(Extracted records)
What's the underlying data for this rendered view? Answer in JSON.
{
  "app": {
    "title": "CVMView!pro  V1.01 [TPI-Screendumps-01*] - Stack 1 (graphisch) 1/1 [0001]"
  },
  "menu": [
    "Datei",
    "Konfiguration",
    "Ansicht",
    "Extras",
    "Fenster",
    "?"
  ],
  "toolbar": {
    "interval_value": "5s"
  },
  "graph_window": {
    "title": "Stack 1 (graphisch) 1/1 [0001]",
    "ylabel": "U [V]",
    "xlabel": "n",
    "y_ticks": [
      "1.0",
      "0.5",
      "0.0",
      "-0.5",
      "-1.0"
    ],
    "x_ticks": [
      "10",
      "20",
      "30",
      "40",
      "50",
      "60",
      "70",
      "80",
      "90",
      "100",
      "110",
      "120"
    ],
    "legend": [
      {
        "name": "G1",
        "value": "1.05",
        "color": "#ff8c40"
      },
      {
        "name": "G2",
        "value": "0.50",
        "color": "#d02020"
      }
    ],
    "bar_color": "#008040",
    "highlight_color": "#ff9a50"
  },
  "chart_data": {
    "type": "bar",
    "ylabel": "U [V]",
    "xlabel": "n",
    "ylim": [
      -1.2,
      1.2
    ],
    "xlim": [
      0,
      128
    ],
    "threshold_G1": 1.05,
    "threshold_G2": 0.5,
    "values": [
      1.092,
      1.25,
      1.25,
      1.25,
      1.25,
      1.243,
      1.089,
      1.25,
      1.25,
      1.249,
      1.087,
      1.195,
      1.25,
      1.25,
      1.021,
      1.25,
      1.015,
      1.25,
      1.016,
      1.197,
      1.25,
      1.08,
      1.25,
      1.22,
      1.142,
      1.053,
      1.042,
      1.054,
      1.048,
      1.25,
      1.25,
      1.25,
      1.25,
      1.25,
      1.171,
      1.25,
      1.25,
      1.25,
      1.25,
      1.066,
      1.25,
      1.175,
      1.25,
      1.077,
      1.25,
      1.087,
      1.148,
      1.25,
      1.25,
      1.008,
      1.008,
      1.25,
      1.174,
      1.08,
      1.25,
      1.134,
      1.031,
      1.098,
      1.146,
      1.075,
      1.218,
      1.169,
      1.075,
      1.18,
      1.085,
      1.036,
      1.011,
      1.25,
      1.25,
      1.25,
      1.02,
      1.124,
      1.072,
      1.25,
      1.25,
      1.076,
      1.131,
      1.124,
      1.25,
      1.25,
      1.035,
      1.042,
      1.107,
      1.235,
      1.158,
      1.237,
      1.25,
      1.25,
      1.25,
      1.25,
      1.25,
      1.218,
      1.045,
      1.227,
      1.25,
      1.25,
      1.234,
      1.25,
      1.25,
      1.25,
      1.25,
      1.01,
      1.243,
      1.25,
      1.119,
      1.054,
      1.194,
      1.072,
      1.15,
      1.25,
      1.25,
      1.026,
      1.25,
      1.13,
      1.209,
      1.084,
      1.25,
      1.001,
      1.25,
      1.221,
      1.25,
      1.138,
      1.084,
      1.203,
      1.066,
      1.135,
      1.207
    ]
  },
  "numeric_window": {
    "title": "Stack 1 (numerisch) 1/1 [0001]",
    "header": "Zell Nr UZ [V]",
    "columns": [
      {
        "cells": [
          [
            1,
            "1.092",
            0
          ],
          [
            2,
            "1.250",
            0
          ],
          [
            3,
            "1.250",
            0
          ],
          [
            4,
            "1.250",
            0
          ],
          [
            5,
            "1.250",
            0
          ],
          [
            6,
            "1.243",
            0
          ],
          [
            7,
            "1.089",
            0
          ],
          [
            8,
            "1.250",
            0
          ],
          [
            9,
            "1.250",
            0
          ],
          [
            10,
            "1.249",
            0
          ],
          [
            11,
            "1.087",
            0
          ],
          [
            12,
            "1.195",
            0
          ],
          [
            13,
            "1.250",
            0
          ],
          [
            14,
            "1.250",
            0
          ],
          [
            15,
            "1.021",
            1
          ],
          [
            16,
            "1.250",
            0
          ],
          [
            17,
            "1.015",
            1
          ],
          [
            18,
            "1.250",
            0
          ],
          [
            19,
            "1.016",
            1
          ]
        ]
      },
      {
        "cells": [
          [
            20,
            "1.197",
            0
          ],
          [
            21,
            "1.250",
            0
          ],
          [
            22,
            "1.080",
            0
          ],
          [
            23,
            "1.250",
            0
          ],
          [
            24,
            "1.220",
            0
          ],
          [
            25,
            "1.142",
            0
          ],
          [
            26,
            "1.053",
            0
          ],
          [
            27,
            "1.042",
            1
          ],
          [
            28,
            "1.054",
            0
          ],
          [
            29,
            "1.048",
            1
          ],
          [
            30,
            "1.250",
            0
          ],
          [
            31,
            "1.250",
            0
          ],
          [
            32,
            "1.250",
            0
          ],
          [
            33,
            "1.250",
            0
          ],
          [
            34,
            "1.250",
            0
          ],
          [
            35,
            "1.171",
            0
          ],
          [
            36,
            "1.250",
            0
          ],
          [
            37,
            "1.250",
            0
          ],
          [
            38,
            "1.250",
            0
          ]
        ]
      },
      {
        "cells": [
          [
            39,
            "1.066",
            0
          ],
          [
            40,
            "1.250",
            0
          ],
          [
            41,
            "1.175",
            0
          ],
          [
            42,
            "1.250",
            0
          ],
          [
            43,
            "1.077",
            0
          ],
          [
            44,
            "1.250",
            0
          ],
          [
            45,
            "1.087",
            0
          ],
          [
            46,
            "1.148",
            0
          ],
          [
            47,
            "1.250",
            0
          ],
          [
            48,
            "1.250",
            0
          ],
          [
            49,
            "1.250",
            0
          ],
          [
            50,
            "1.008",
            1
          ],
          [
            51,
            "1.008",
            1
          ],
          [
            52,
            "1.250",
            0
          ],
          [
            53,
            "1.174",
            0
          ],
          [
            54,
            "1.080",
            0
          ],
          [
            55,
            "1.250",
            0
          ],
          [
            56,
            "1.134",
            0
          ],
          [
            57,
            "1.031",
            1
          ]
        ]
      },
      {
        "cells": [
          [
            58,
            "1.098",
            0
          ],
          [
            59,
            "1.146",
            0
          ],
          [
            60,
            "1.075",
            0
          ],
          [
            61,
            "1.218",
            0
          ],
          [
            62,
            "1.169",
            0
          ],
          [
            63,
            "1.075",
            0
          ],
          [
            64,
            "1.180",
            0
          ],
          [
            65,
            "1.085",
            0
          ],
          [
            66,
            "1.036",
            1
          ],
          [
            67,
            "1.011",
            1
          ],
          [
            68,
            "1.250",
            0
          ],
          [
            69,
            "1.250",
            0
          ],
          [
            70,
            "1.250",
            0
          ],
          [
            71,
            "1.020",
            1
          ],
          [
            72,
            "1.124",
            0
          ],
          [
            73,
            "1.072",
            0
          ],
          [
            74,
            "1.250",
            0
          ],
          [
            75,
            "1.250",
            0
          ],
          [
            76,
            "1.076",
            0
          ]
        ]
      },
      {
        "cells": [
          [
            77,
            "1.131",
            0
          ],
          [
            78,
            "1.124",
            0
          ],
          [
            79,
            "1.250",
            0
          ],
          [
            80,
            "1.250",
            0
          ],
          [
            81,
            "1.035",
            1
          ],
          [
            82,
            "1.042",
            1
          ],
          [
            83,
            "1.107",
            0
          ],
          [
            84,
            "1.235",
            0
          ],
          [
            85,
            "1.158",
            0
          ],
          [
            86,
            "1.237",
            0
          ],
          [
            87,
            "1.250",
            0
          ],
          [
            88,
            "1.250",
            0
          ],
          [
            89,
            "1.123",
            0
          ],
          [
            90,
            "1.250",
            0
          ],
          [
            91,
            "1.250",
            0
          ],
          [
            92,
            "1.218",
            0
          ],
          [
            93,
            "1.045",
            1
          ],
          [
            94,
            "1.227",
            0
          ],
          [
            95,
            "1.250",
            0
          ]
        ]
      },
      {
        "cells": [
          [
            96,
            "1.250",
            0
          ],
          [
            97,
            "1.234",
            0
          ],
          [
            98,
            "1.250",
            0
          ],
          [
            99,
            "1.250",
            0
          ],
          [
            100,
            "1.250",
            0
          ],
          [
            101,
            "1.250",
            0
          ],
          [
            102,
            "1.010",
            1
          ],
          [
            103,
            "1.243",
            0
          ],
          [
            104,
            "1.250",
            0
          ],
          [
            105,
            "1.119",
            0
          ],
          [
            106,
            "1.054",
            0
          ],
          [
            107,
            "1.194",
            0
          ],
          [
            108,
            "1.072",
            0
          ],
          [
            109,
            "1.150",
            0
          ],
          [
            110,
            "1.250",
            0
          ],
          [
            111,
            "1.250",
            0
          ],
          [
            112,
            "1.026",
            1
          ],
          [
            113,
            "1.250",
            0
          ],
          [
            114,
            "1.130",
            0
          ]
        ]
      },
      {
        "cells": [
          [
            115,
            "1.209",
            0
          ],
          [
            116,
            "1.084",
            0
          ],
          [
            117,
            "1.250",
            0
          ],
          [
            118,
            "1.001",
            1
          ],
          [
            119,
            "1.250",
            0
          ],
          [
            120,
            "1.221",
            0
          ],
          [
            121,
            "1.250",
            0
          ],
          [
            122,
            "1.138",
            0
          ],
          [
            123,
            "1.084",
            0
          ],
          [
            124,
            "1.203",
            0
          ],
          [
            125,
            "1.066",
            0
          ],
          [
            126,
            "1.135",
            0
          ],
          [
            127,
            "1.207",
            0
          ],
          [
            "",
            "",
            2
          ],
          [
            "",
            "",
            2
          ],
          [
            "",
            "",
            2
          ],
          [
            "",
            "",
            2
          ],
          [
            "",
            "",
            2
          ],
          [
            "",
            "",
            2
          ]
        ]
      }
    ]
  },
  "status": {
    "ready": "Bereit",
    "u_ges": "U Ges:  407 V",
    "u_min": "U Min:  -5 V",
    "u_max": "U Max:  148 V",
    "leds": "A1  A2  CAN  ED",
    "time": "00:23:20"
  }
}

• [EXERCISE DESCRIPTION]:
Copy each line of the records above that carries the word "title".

• [ANSWER SECTION]:
    "title": "CVMView!pro  V1.01 [TPI-Screendumps-01*] - Stack 1 (graphisch) 1/1 [0001]"
    "title": "Stack 1 (graphisch) 1/1 [0001]",
    "title": "Stack 1 (numerisch) 1/1 [0001]",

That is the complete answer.